Zimdars currently has her Twitter account in "protected" mode. However, the Google cache of the Twitter account reveals the professor's left-leaning reactions to the vice presidential debate (besides her "feminist" and "activist" labels on her profile):

The Vox article the academic linked to in her Pence/abortions Tweet bemoaned how the outgoing Indiana governor "basically invented the Republican Party's war on Planned Parenthood while he was in Congress." It also hyped that the Vice President-Elect "signed one anti-abortion bill in March of this year that was so extreme, even some pro-life Republicans opposed it....The law did something truly bizarre. It would have basically forced women to seek funerary services for a fetus — whether she'd had an abortion or a miscarriage, and no matter how far along the pregnancy was. The law Pence backed would have required all fetal tissue to be cremated or buried, an unprecedented measure in state law."
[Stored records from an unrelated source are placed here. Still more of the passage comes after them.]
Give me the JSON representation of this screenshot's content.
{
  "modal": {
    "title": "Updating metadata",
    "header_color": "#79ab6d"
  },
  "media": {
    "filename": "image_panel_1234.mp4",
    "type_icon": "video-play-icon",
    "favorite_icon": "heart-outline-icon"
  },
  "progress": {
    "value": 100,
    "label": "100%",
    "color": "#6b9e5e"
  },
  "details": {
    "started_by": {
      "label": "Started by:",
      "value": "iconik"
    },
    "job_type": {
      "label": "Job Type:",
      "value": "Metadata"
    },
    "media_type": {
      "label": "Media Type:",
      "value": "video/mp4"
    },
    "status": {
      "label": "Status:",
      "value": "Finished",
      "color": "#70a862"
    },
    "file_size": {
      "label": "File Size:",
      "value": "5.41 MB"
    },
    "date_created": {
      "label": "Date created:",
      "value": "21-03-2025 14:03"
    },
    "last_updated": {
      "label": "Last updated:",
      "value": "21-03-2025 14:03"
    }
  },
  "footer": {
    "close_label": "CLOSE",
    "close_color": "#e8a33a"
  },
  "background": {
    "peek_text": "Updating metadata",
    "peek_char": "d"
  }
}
Matthew Balan
Matthew Balan
Matthew Balan was a news analyst at Media Research Center